My daughter Kylie wasn’t the only one with a bevy of conflicted feelings.
With her leaving we would become empty nesters which felt utterly wrong somehow, or not wrong maybe but foreign. I was excited for her to enter this new phase in her life. I’m pretty sure I was not alone in these feelings, and I know many moms are facing the same type of summer now. So here are a few things I learned along the way that may help you to know and keep in mind this summer (they work well for during this pandemic as well though!)
Embrace your emotions
If you’re feeling excited for her, that’s great. If you’re feeling excited about being an empty nester, that’s also great. And if you feel like crying, go ahead and cry, just not in front of your daughter.
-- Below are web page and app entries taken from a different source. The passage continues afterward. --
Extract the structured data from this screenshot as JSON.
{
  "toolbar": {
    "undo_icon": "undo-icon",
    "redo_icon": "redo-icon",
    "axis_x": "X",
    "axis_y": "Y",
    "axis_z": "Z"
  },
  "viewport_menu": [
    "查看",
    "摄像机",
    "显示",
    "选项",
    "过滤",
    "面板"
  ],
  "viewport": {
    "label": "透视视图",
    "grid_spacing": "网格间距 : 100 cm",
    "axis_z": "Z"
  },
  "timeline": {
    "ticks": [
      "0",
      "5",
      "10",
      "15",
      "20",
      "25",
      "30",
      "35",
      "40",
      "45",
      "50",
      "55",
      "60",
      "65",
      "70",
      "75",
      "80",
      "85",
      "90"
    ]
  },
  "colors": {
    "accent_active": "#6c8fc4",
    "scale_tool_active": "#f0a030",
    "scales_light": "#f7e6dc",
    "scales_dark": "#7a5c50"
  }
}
But I wouldn’t just suppress your emotions altogether because if you do, they will come pouring out another time—like when you drop her off at college—and nobody wants that!
It’s not about you
After graduating, your teen may make herself scarce. She may lock herself in her room to sleep or listen to music or play video games. She may continuously be out. Let her do that. Senior year is so intense she may need some time. She’s probably feeling worried and a little sad both about college and about leaving her high school friends. Give her this time with them even though it means less time with you. It’s all part of the separation process.
Breathe before you speak
That separation process I just mentioned? That also comes with stress, frustration, eye-rolling, and pushback. Take a breath before you speak; leave the room if you have to. I found it helpful in those moments to believe that her attitudes and crankiness would make it easier to say goodbye later!
Go shopping together
Your college-bound teen needs clothes, bedding, dorm furnishings, and a whole host of other things. Luckily many websites list the dorm essentials and where to buy them. We found Amazon and Bed, Bath, and Beyond super helpful. They have a college section with checklists, suggestions, and even what is and is not allowed by the college. For instance, some colleges allow toaster ovens, and some don’t. Try to make a day of it with lunch, maybe an ice cream break—something to ease the pressure that underlies the situation.
Make sure she’s ready
There are some basic things she needs to know how to do for herself—and if she doesn’t, now is the time to teach her. Some of the easy ones are laundry, cook a meal or two, keep to a budget, and travel alone. But there are also topics that are a little more serious. Can she self-advocate clearly and calmly with people in authority? Does she know how to keep herself safe physically, sexually, and emotionally? Make sure she has ways of remaining true to herself and resisting peer pressure. These conversations can be uncomfortable but you need to have them.
Don’t worry too much
It’s a little scary to think about your kids being far away, and in a new environment with people you don’t know. You may feel anxious, but don’t let them see that. Our teens read the news and are worried enough for themselves. We want and need them to feel safe and secure at school. We have to show them that we have complete faith in them and that we trust the school to keep them safe physically and emotionally.
Savor the moments
This time before college is exciting for both you and your teen. Try to embrace it and be present in the moments. Try and find a little family time to play games or go bowling or out to dinner. Perhaps you can even work in a family vacation. Besides enjoying time together, when your college student feels a bout of homesickness–which they will –they can remember these moments and feel comforted.
Get ready for drop-off day
Here’s the deal: drop off day should be quick. It is going to be a stressful and emotional day for all. Remember, they will take their cues from you. Read about what a good drop off looks like and make a list of things you’ll need. Help clean the room, move in all the gear, make up the bed, and then leave them to it. Don’t have a long, tearful goodbye if you can help it. Like leaving your child at pre-school for the first time, the only way to disengage is to hand them over and take off fast without looking back. So hug them and run.
Of course, it’s sad to let them go, but you’ve done your job. You raised your children well, you’ve shared your values and your wisdom. They are ready for their own adventures. I find that although of course I miss my kids when they’re away, I also know they are where they are supposed to be—on an amazing new path, learning, growing, and happy.
This post originally appeared on Parenting in Real Life. It has been reprinted with permission.